• [Material to process]

--- START ---

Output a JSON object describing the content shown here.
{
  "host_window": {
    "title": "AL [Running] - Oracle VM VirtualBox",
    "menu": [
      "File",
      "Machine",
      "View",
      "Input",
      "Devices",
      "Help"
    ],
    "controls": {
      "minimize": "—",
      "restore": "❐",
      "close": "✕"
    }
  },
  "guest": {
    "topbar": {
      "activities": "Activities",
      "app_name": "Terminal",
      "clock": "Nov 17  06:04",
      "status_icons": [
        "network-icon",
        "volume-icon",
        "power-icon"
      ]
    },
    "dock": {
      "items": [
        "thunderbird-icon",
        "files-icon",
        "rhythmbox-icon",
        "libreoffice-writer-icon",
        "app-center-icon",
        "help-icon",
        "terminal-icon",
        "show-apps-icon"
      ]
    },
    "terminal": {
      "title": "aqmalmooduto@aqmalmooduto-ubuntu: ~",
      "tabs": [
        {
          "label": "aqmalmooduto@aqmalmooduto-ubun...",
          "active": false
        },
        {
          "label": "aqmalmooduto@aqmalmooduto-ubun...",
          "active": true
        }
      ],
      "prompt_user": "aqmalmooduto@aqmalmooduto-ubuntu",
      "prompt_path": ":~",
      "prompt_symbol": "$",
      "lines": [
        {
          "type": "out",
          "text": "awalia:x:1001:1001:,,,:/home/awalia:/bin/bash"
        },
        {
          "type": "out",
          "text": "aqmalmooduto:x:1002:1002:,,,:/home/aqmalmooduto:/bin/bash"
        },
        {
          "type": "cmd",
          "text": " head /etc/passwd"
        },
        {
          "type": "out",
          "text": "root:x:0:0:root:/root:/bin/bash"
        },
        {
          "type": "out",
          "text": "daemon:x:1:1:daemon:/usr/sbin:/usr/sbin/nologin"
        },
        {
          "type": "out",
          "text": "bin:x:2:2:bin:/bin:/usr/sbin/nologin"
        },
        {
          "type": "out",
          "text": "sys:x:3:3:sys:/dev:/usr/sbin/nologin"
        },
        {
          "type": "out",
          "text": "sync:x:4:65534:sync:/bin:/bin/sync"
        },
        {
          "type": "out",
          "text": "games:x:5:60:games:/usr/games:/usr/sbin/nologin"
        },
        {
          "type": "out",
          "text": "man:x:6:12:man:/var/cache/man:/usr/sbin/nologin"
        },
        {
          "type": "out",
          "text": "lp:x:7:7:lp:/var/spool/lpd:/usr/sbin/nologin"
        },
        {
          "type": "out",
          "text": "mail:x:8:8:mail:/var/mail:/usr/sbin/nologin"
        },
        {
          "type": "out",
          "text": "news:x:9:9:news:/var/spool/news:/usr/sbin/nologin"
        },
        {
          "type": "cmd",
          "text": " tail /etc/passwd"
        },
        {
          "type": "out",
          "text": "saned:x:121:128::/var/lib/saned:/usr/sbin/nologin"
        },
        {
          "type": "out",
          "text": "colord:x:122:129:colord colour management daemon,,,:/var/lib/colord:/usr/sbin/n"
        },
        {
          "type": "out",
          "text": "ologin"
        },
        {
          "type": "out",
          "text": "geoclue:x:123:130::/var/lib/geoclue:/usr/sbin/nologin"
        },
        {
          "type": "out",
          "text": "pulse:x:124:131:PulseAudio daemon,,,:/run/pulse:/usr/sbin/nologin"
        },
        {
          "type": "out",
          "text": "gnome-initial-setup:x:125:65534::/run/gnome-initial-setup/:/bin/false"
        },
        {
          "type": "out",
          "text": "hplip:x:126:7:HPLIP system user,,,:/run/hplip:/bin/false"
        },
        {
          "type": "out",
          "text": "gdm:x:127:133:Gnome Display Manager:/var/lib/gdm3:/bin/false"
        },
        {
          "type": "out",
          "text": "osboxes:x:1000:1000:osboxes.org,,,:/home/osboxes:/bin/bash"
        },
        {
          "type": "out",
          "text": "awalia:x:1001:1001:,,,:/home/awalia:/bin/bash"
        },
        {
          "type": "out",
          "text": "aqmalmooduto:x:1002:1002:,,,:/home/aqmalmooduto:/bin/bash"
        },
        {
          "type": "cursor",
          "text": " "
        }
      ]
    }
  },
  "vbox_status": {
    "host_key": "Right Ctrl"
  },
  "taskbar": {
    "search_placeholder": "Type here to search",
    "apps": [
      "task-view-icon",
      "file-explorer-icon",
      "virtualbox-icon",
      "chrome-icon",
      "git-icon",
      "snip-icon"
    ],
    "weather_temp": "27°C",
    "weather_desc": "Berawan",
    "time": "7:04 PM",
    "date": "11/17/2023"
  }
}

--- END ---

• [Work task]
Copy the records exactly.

• [Solution to the exercise]
Output a JSON object describing the content shown here.
{
  "host_window": {
    "title": "AL [Running] - Oracle VM VirtualBox",
    "menu": [
      "File",
      "Machine",
      "View",
      "Input",
      "Devices",
      "Help"
    ],
    "controls": {
      "minimize": "—",
      "restore": "❐",
      "close": "✕"
    }
  },
  "guest": {
    "topbar": {
      "activities": "Activities",
      "app_name": "Terminal",
      "clock": "Nov 17  06:04",
      "status_icons": [
        "network-icon",
        "volume-icon",
        "power-icon"
      ]
    },
    "dock": {
      "items": [
        "thunderbird-icon",
        "files-icon",
        "rhythmbox-icon",
        "libreoffice-writer-icon",
        "app-center-icon",
        "help-icon",
        "terminal-icon",
        "show-apps-icon"
      ]
    },
    "terminal": {
      "title": "aqmalmooduto@aqmalmooduto-ubuntu: ~",
      "tabs": [
        {
          "label": "aqmalmooduto@aqmalmooduto-ubun...",
          "active": false
        },
        {
          "label": "aqmalmooduto@aqmalmooduto-ubun...",
          "active": true
        }
      ],
      "prompt_user": "aqmalmooduto@aqmalmooduto-ubuntu",
      "prompt_path": ":~",
      "prompt_symbol": "$",
      "lines": [
        {
          "type": "out",
          "text": "awalia:x:1001:1001:,,,:/home/awalia:/bin/bash"
        },
        {
          "type": "out",
          "text": "aqmalmooduto:x:1002:1002:,,,:/home/aqmalmooduto:/bin/bash"
        },
        {
          "type": "cmd",
          "text": " head /etc/passwd"
        },
        {
          "type": "out",
          "text": "root:x:0:0:root:/root:/bin/bash"
        },
        {
          "type": "out",
          "text": "daemon:x:1:1:daemon:/usr/sbin:/usr/sbin/nologin"
        },
        {
          "type": "out",
          "text": "bin:x:2:2:bin:/bin:/usr/sbin/nologin"
        },
        {
          "type": "out",
          "text": "sys:x:3:3:sys:/dev:/usr/sbin/nologin"
        },
        {
          "type": "out",
          "text": "sync:x:4:65534:sync:/bin:/bin/sync"
        },
        {
          "type": "out",
          "text": "games:x:5:60:games:/usr/games:/usr/sbin/nologin"
        },
        {
          "type": "out",
          "text": "man:x:6:12:man:/var/cache/man:/usr/sbin/nologin"
        },
        {
          "type": "out",
          "text": "lp:x:7:7:lp:/var/spool/lpd:/usr/sbin/nologin"
        },
        {
          "type": "out",
          "text": "mail:x:8:8:mail:/var/mail:/usr/sbin/nologin"
        },
        {
          "type": "out",
          "text": "news:x:9:9:news:/var/spool/news:/usr/sbin/nologin"
        },
        {
          "type": "cmd",
          "text": " tail /etc/passwd"
        },
        {
          "type": "out",
          "text": "saned:x:121:128::/var/lib/saned:/usr/sbin/nologin"
        },
        {
          "type": "out",
          "text": "colord:x:122:129:colord colour management daemon,,,:/var/lib/colord:/usr/sbin/n"
        },
        {
          "type": "out",
          "text": "ologin"
        },
        {
          "type": "out",
          "text": "geoclue:x:123:130::/var/lib/geoclue:/usr/sbin/nologin"
        },
        {
          "type": "out",
          "text": "pulse:x:124:131:PulseAudio daemon,,,:/run/pulse:/usr/sbin/nologin"
        },
        {
          "type": "out",
          "text": "gnome-initial-setup:x:125:65534::/run/gnome-initial-setup/:/bin/false"
        },
        {
          "type": "out",
          "text": "hplip:x:126:7:HPLIP system user,,,:/run/hplip:/bin/false"
        },
        {
          "type": "out",
          "text": "gdm:x:127:133:Gnome Display Manager:/var/lib/gdm3:/bin/false"
        },
        {
          "type": "out",
          "text": "osboxes:x:1000:1000:osboxes.org,,,:/home/osboxes:/bin/bash"
        },
        {
          "type": "out",
          "text": "awalia:x:1001:1001:,,,:/home/awalia:/bin/bash"
        },
        {
          "type": "out",
          "text": "aqmalmooduto:x:1002:1002:,,,:/home/aqmalmooduto:/bin/bash"
        },
        {
          "type": "cursor",
          "text": " "
        }
      ]
    }
  },
  "vbox_status": {
    "host_key": "Right Ctrl"
  },
  "taskbar": {
    "search_placeholder": "Type here to search",
    "apps": [
      "task-view-icon",
      "file-explorer-icon",
      "virtualbox-icon",
      "chrome-icon",
      "git-icon",
      "snip-icon"
    ],
    "weather_temp": "27°C",
    "weather_desc": "Berawan",
    "time": "7:04 PM",
    "date": "11/17/2023"
  }
}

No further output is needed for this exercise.